She said the forceful removal of Maori from their whenua (land) and from their whanau, plus the implementation of the Native School Act of 1867, which punished children for speaking Maori, had a devastating effect that was still being felt. 

"Colonisation is what we call a historical trauma event. Research tells us that traumatic events like that impose themselves on an entire people and have major implications for the following generations who are trying to adapt to the trauma that their parents, their grandparents, and their great grandparents experienced," Pihama said. 

The loss of land left Maori without a way to make a living. Loss of culture and language left Maori looking for an escape, she said.

"When you have whole collectives that have been traumatised, they need to have some kind of out. You end up with issues of alcoholism, you end up with issues of drugs, you end up with up with issues of cigarette smoking.

"Abuse, eating bad food, unemployment - all those things accumulate around inter-generational experience of trauma."

Prior to colonisation, Maori children were not abused, she said.

"Early Colenso native schools, missionaries, all of those people commented on the fact that they had to be careful of how they treated Maori children in Native Schools. Because if they treated them badly, their whanau would come and take them home and they wouldn't return.

"So there is a whole lot of evidence that people were saying in the colonial schooling: treat Maori children carefully if you want them to be attending," Pihama said. 

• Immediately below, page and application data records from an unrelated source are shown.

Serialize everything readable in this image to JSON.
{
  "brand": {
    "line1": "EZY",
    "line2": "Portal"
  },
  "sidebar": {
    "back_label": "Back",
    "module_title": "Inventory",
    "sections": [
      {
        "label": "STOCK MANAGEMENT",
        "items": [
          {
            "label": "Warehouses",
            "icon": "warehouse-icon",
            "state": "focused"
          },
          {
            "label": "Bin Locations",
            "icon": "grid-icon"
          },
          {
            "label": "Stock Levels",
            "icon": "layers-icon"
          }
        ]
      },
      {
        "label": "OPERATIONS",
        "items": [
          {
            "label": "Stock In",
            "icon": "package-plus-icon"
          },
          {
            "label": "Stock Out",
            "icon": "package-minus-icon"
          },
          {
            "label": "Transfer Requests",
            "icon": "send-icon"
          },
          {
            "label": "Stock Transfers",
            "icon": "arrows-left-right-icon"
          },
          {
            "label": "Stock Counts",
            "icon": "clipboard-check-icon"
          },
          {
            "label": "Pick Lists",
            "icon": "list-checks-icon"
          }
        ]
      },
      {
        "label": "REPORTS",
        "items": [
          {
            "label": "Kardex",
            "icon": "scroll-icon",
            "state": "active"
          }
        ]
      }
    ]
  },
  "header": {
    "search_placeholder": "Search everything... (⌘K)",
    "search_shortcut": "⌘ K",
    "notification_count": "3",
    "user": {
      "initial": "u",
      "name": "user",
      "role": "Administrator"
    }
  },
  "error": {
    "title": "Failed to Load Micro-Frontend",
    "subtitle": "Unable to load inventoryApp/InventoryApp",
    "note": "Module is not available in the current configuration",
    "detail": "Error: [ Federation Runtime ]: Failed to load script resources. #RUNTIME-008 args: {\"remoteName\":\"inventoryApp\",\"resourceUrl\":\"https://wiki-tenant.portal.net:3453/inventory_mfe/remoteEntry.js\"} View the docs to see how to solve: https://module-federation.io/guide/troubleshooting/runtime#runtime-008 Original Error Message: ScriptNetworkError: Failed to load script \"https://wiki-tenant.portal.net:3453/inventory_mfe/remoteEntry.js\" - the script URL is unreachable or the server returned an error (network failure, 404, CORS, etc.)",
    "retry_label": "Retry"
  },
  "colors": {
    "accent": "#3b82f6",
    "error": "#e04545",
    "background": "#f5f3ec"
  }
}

"We have an opportunity, that our people have been saying about for a really long time, to implement programmes here that are really grounded and can be embedded here in knowledge that is actually useful for all people. The caring of children is something we all aspire too. No one in this country wants children killed."

"Until we deal with colonisation, until we deal with neo-liberalism, until we deal with the impacts of individualisation, deal with the impacts of oppressive gender ideas, until we are willing to do the hard work around that, I'm sorry to say that it's not going to change."

 - Stuff

Ad Feedback
special offers
Ad Feedback